Flappy Bird, as a game, is about as simple as a mobile game ought to be. The only movement you can do is tap the screen to get the flappy bird to fly upwards, or let go to make him fly downwards. However, the difficulty level of the game is said to be quite high, which might be why there is such a draw to the simply designed (although Mario-esque) and simple mechanics. One man created the game and released it for free on iOS and Android. The game quickly became a hit sensation with both markets. To be quite honest, I've heard more about Flappy Bird in my news feeds than I ever did about Angry Birds.

When I first heard that Flappy Bird was being taken down, I decided to investigate. I had read a little bit previously about the lad who developed the game, and from what I gather he seemed rather surprised that his game ever garnered as much attention as it did. And, as much of a pleasant surprise as making $50,000 a day would be, it doesn't come without the troubles of being a developer. The result of so much attention? Simply put, the negative feedback is weighing in on his personal life to the point where no amount of money could make him want to keep the game on the market, so he's taking it down.
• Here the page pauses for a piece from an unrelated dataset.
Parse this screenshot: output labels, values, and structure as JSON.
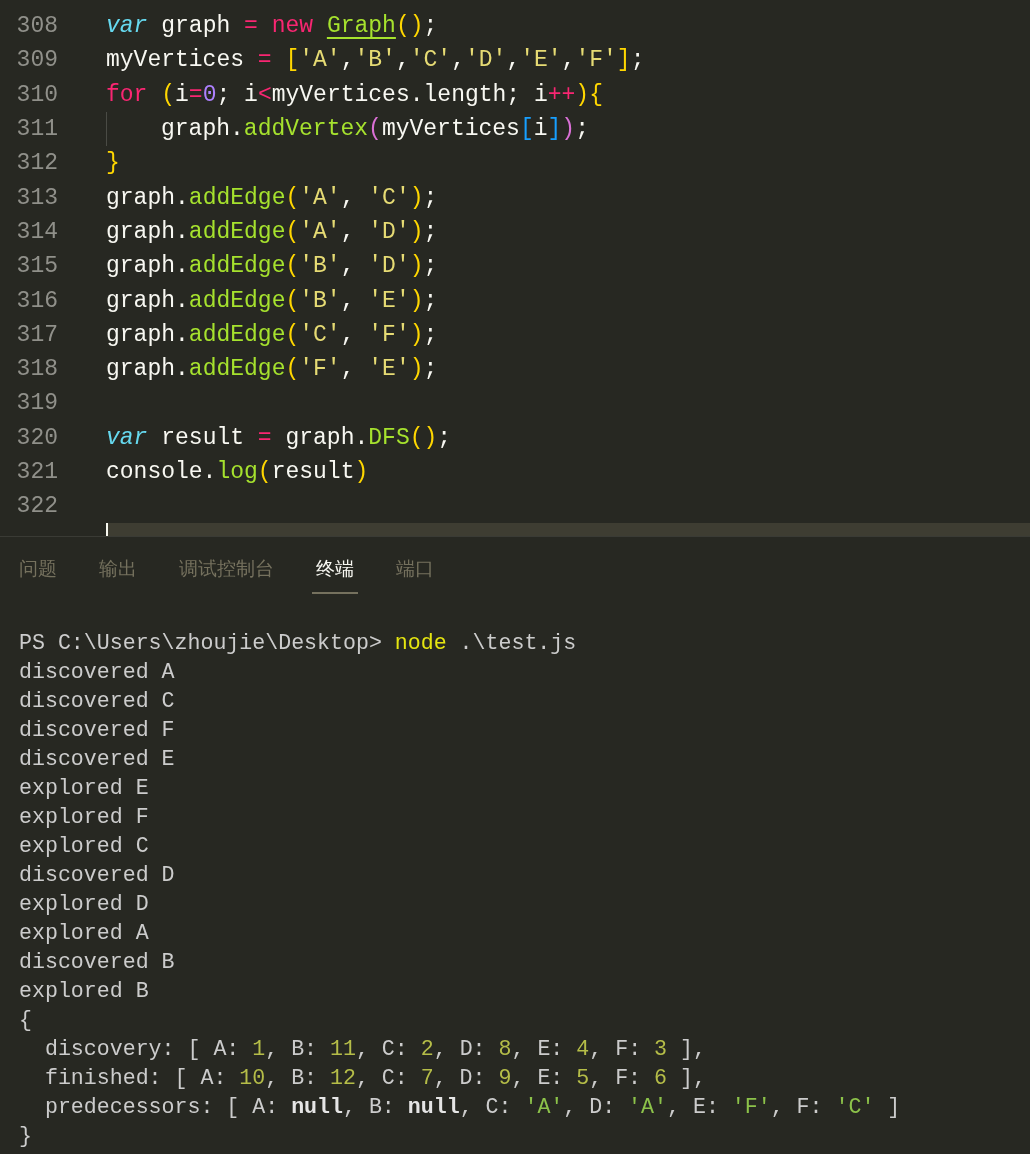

Some think it's a ploy to get more people to download the game just so he can change his mind about it later, or perhaps just to make as much money as he possibly can before shutting down the whole thing, but his thoughts regarding all of the negative, hateful feedback aren't unwarranted. Coming from the position I am in, even Internet threats and harsh criticism can indeed weigh on your feelings, even if you don't know the person saying things personally. In my position it's a little more understandable because I write op-eds for a living, and when somebody strongly opposes your opinion they're probably going to seek you out to tell you how they really feel. I expect that, so it's not that big of a deal to me. Where I can see it going wrong is when you try to create a chill, basic video game for people and it unexpectly gets popular, resulting in a furious downpour of acid fire hate-rain.

So it seems like a good opportunity to remind everybody that developers are friends, not food. These guys and gals make it so that our smartphone experience is fun and always expanding. That being said, they're bound to have snags and bugs in them. There is a right and a wrong way to approach a developer to fix mistakes. The right way is to provide what is called "constructive criticism", which is a term that means you're trying to be helpful while letting them know about the mistakes you noticed. The wrong way is just to take the one-way train to Attack Town where you're providing nothing constructive at all, and instead are telling the developer expletives about his game, his life, and while you're at it you might as well throw in a couple of "yo' mamas" if you really want to bring it home. But don't do that. This kills the developer. We don't want that.

The developer making the decision to take down Flappy Bird is a rare occasion, that's true. There aren't a lot of people who are willing to give up $50,000 a day just for some peace of mind, but in the end the message is the same. A few bad apples really can spoil the bunch for some people, and while I'm not saying that this type of thing won't happen again because of this (it will) it just seems like a good time to remind everybody that there is a polite way of letting your developers know that you've found a bug, or if you have a request for something you would like to see implemented in an application later. These people are here to try and make our smartphone experience fun and organized, and that ratings system can be brutal if the wrong person gets their hands on it. Just remember to keep it professional. Give 'em a hug and send them a bundt cake or something to let them know you care a little bit.

Images via GameZebo, Ars Technica